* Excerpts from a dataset
....

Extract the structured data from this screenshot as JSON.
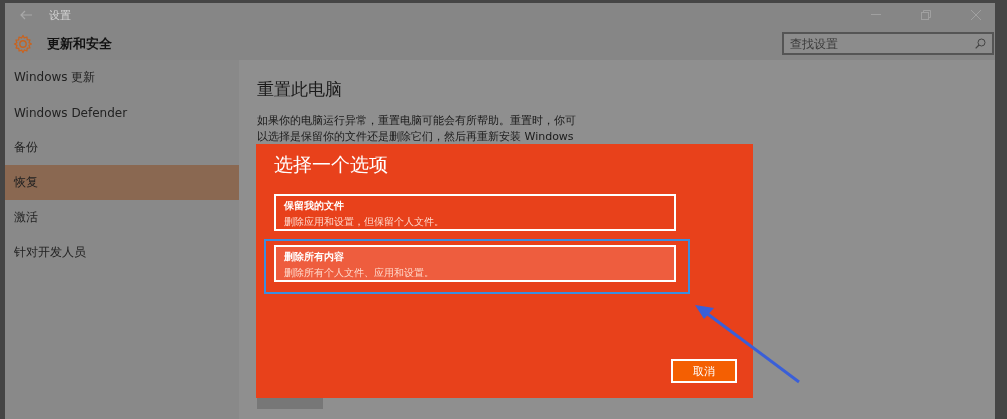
{
  "window": {
    "title": "设置"
  },
  "header": {
    "title": "更新和安全"
  },
  "search": {
    "placeholder": "查找设置"
  },
  "sidebar": {
    "items": [
      {
        "label": "Windows 更新",
        "selected": false
      },
      {
        "label": "Windows Defender",
        "selected": false
      },
      {
        "label": "备份",
        "selected": false
      },
      {
        "label": "恢复",
        "selected": true
      },
      {
        "label": "激活",
        "selected": false
      },
      {
        "label": "针对开发人员",
        "selected": false
      }
    ]
  },
  "content": {
    "heading": "重置此电脑",
    "description_lines": [
      "如果你的电脑运行异常，重置电脑可能会有所帮助。重置时，你可",
      "以选择是保留你的文件还是删除它们，然后再重新安装 Windows"
    ]
  },
  "dialog": {
    "title": "选择一个选项",
    "options": [
      {
        "title": "保留我的文件",
        "description": "删除应用和设置，但保留个人文件。",
        "selected": false
      },
      {
        "title": "删除所有内容",
        "description": "删除所有个人文件、应用和设置。",
        "selected": true
      }
    ],
    "cancel_button": "取消"
  }
}
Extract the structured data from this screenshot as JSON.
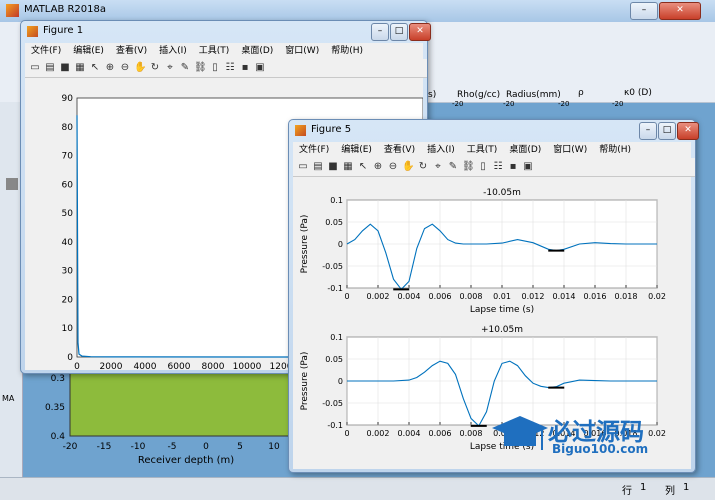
{
  "matlab": {
    "title": "MATLAB R2018a",
    "status": {
      "row_label": "行",
      "row_value": "1",
      "col_label": "列",
      "col_value": "1"
    },
    "ribbon_labels": [
      "Rho(g/cc)",
      "Radius(mm)"
    ],
    "ribbon_ticks": [
      "-20",
      "-20",
      "-20",
      "-20"
    ],
    "ribbon_symbols": [
      "(D)",
      "ρ",
      "κ0 (D)",
      "s)"
    ],
    "left_tab": "MA",
    "background_plot": {
      "yticks": [
        "0.3",
        "0.35",
        "0.4"
      ],
      "xticks": [
        "-20",
        "-15",
        "-10",
        "-5",
        "0",
        "5",
        "10"
      ],
      "xlabel": "Receiver depth (m)",
      "fill_color": "#8dbb3c"
    }
  },
  "figure1": {
    "title": "Figure 1",
    "menu": [
      "文件(F)",
      "编辑(E)",
      "查看(V)",
      "插入(I)",
      "工具(T)",
      "桌面(D)",
      "窗口(W)",
      "帮助(H)"
    ],
    "chart_data": {
      "type": "line",
      "title": "",
      "xlabel": "",
      "ylabel": "",
      "yticks": [
        "0",
        "10",
        "20",
        "30",
        "40",
        "50",
        "60",
        "70",
        "80",
        "90"
      ],
      "xticks": [
        "0",
        "2000",
        "4000",
        "6000",
        "8000",
        "10000",
        "1200"
      ],
      "ylim": [
        0,
        90
      ],
      "xlim": [
        0,
        14000
      ],
      "series": [
        {
          "x": [
            0,
            60,
            120,
            300,
            800,
            2000,
            14000
          ],
          "y": [
            84,
            5,
            1,
            0.3,
            0.1,
            0.05,
            0
          ]
        }
      ]
    }
  },
  "figure5": {
    "title": "Figure 5",
    "menu": [
      "文件(F)",
      "编辑(E)",
      "查看(V)",
      "插入(I)",
      "工具(T)",
      "桌面(D)",
      "窗口(W)",
      "帮助(H)"
    ],
    "chart_data": [
      {
        "type": "line",
        "title": "-10.05m",
        "xlabel": "Lapse time (s)",
        "ylabel": "Pressure (Pa)",
        "xlim": [
          0,
          0.02
        ],
        "ylim": [
          -0.1,
          0.1
        ],
        "xticks": [
          "0",
          "0.002",
          "0.004",
          "0.006",
          "0.008",
          "0.01",
          "0.012",
          "0.014",
          "0.016",
          "0.018",
          "0.02"
        ],
        "yticks": [
          "0.1",
          "0.05",
          "0",
          "-0.05",
          "-0.1"
        ],
        "grid": true,
        "series": [
          {
            "x": [
              0,
              0.0005,
              0.001,
              0.0015,
              0.002,
              0.0025,
              0.003,
              0.0035,
              0.004,
              0.0045,
              0.005,
              0.0055,
              0.006,
              0.0065,
              0.007,
              0.0075,
              0.008,
              0.009,
              0.01,
              0.011,
              0.012,
              0.013,
              0.0135,
              0.014,
              0.015,
              0.016,
              0.017,
              0.018,
              0.019,
              0.02
            ],
            "y": [
              0,
              0.01,
              0.03,
              0.045,
              0.03,
              -0.02,
              -0.08,
              -0.103,
              -0.085,
              -0.01,
              0.035,
              0.045,
              0.03,
              0.01,
              0.002,
              0,
              0,
              0,
              0.002,
              0.01,
              0.003,
              -0.012,
              -0.015,
              -0.012,
              0,
              0.003,
              0.001,
              0,
              0,
              0
            ]
          }
        ],
        "markers": [
          {
            "x": 0.0035,
            "y": -0.103
          },
          {
            "x": 0.0135,
            "y": -0.015
          }
        ]
      },
      {
        "type": "line",
        "title": "+10.05m",
        "xlabel": "Lapse time (s)",
        "ylabel": "Pressure (Pa)",
        "xlim": [
          0,
          0.02
        ],
        "ylim": [
          -0.1,
          0.1
        ],
        "xticks": [
          "0",
          "0.002",
          "0.004",
          "0.006",
          "0.008",
          "0.01",
          "0.012",
          "0.014",
          "0.016",
          "0.018",
          "0.02"
        ],
        "yticks": [
          "0.1",
          "0.05",
          "0",
          "-0.05",
          "-0.1"
        ],
        "grid": true,
        "series": [
          {
            "x": [
              0,
              0.001,
              0.002,
              0.003,
              0.004,
              0.0045,
              0.005,
              0.0055,
              0.006,
              0.0065,
              0.007,
              0.0075,
              0.008,
              0.0085,
              0.009,
              0.0095,
              0.01,
              0.0105,
              0.011,
              0.0115,
              0.012,
              0.0125,
              0.013,
              0.0135,
              0.014,
              0.015,
              0.016,
              0.017,
              0.018,
              0.02
            ],
            "y": [
              0,
              0,
              0,
              0,
              0.002,
              0.008,
              0.02,
              0.035,
              0.045,
              0.04,
              0.015,
              -0.04,
              -0.085,
              -0.102,
              -0.07,
              0,
              0.04,
              0.045,
              0.035,
              0.012,
              -0.005,
              -0.012,
              -0.015,
              -0.013,
              -0.005,
              0.002,
              0.001,
              0,
              0,
              0
            ]
          }
        ],
        "markers": [
          {
            "x": 0.0085,
            "y": -0.102
          },
          {
            "x": 0.0135,
            "y": -0.015
          }
        ]
      }
    ]
  },
  "watermark": {
    "brand": "必过源码",
    "url": "Biguo100.com"
  }
}
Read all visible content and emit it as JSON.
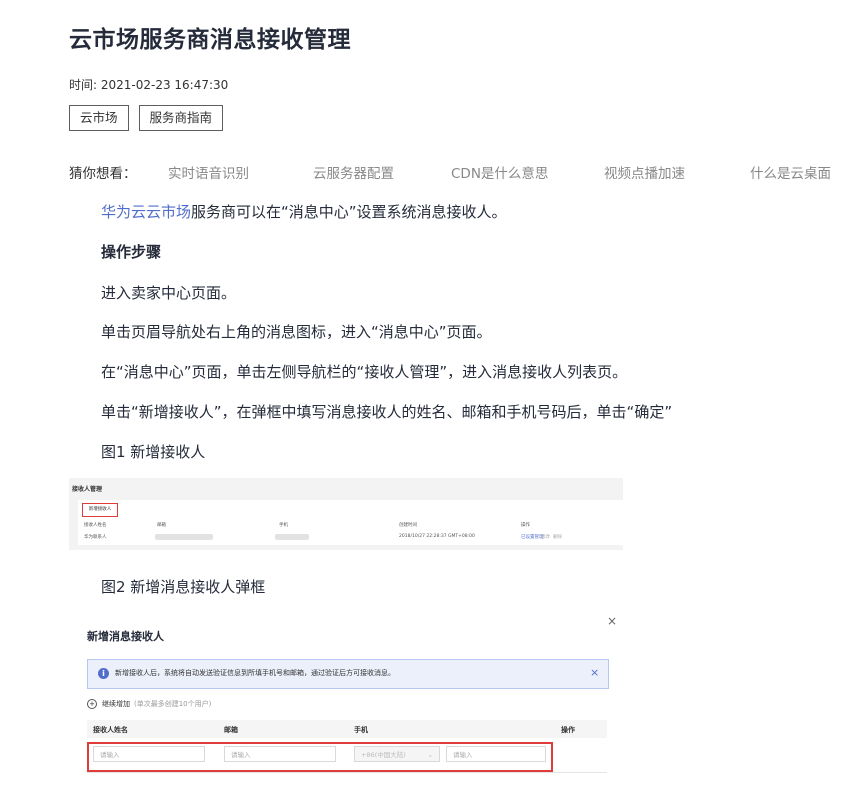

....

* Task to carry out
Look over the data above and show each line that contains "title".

* Solution
    "title": "设置"
    "title": "更新和安全"
    "title": "选择一个选项",
        "title": "保留我的文件",
        "title": "删除所有内容",
    "title": "MATLAB R2018a",
    "title": "Figure 1",
      "title": "",
    "title": "Figure 5",
        "title": "-10.05m",
        "title": "+10.05m",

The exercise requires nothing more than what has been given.